Latino Professionals Association’s Yo Soy
Campaign
Personal and Professional Quality
Improvement
Sandra Keil, a native of Colombia came to Madison to study
English and never stopped “quality improving” in her own life until
she had firmly laid down roots in Madison.
Part 2 of 3
By Jonathan Gramling

When Sandra Keil was laid off from her banking job in her native
Colombia, she received some practical advice. While she had a degree
in industrial engineering, she only knew Spanish.

“When I started looking for another job, the interviewers asked, ‘Do you
speak another language,’” Keil said. “I said, ‘No.’ They said, ‘We suggest
that you do because you are going to have more opportunities to find
another job.’

Keil’s journey took her to Madison, Wisconsin to learn English and her
educational quest wound up with her receiving an MBA from Edgewood
College and work at Great Lakes Higher Education Corporation. After
spending five years at Great Lakes, Keil came to a crossroads in her
journey. Should she stay in the position she currently held into the long-
term or should she make a move sideways and continue her educational
and professional journey.
“My manager said to me when we were talking about my career development, ‘Okay, you are doing very well, but your next step is manager,
my job,’” Keil recalled with a laugh. “’I’m not planning on going anywhere or dying anytime soon.’ I said, ‘Okay.’ It was really good advice
because he was telling me that I had more potential and I wasn’t going to be able to do it there. I didn’t think it was selfish. Someone else
would have told me that I was doing a good job for them and they wanted me there. But my manager told me to move on. He was honest with
me and I really appreciated that. He didn’t tell me to go look for another job, but I got the message. And I started looking for opportunities. I
wasn’t looking very hard because I was happy where I was. But I was open to opportunities. And this opportunity came up. It was 15-16 years
ago when the paper had an advertisement for a job. I saw it and said, ‘This looks good. This is something that I could do.’ I came to GE
Healthcare, they interviewed me and I’ve been here for 15 years in many different roles, all related to quality improvement.”

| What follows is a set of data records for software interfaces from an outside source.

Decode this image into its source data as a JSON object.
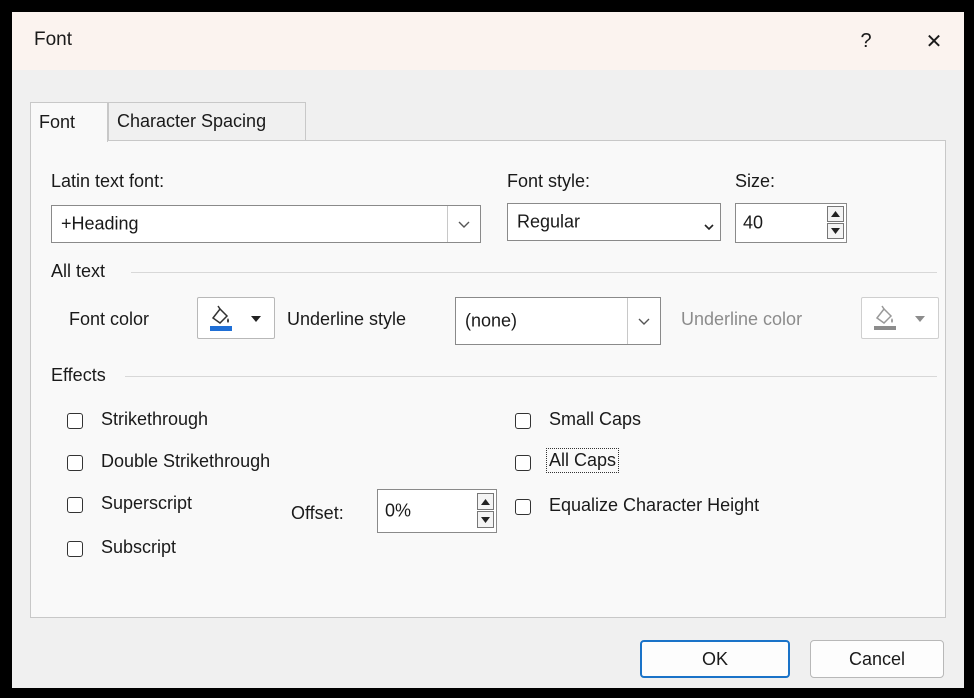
{
  "window": {
    "title": "Font"
  },
  "titlebar": {
    "help_glyph": "?",
    "close_glyph": "✕"
  },
  "tabs": [
    {
      "label": "Font",
      "active": true
    },
    {
      "label": "Character Spacing",
      "active": false
    }
  ],
  "latin_font": {
    "label": "Latin text font:",
    "value": "+Heading"
  },
  "font_style": {
    "label": "Font style:",
    "value": "Regular"
  },
  "size": {
    "label": "Size:",
    "value": "40"
  },
  "all_text": {
    "group_label": "All text",
    "font_color_label": "Font color",
    "underline_style_label": "Underline style",
    "underline_style_value": "(none)",
    "underline_color_label": "Underline color"
  },
  "effects": {
    "group_label": "Effects",
    "strikethrough": "Strikethrough",
    "double_strikethrough": "Double Strikethrough",
    "superscript": "Superscript",
    "subscript": "Subscript",
    "small_caps": "Small Caps",
    "all_caps": "All Caps",
    "equalize": "Equalize Character Height",
    "offset_label": "Offset:",
    "offset_value": "0%"
  },
  "buttons": {
    "ok": "OK",
    "cancel": "Cancel"
  },
  "colors": {
    "font_color_swatch": "#1f6fd6",
    "underline_color_swatch": "#8c8c8c",
    "primary_border": "#1a73c8"
  }
}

Keil enjoys her work at GE because she gets to see a project through from design to manufacture and it involves working with a new team of
people every time she begins a new project.

“With quality improvement in medical equipment, — because of the risk, and we do life support and it is a life and death situation — there is no
room for defects,” Keil emphasized. “And the risk is very high. And we are a highly regulated entity by the FDA. And I have to make sure that
we comply with the federal regulations, the standards. I do project management. In my project management from the design team, we make
new machines. A project might last 3-4 years. During the design development process, I have to make sure that all regulations, standards and
specifications are met so that when we sell this product, people are not in danger. I follow the project all the way from the concept to the
production. Each project involves new teams and different people. It’s like a new job every time you start a new project.”

Due to the high risk nature of their work and its impact on people’s lives, Keil and her team have to stay highly focused on their projects.

“We work with people for people,” Keil emphasized. “And that is the main motivator. When we do our products, we are saving your life, your
kids’ lives, and our family’s lives. And when we make it personal, that is the best motivator that we have in our teams. The other one is being
compliant, meeting the regulations. It’s doing the right thing at first so that we don’t have to spend time and resources fixing what we didn’t do
in the first place. That’s how we motivate people too, to do it right the first time. And there is a lot of engagement and daily communication that
we have to do with people. Teams are cross-functional. There is a great deal of respect for different people, different backgrounds, and different
levels of education. That’s how people remain engaged.”

Keil is a perfect fit with the work that she does.

“I enjoy the problem-solving,” Keil said. “I think I am good at it. I am able to see the big picture. And I feel that I can see it. I can help the teams
solve problems and move on. In project management and new product development, we see that very often. And we cannot just take the
feedback and wait for others to solve it. You have to be proactive. You have to be humble, in a way. I don’t know everything, but I know who
knows what I need. I can go out and find out the people and ask them for help. People are very willing. And I know where the information is if I
don’t know it myself.”

The next time that you are at UW Hospitals & Clinics for a procedure, rest be assured that it is Sandra Keil and the folks at GE Healthcare who
have created the medical devices with loving care. They perform their work as if their lives depend on it.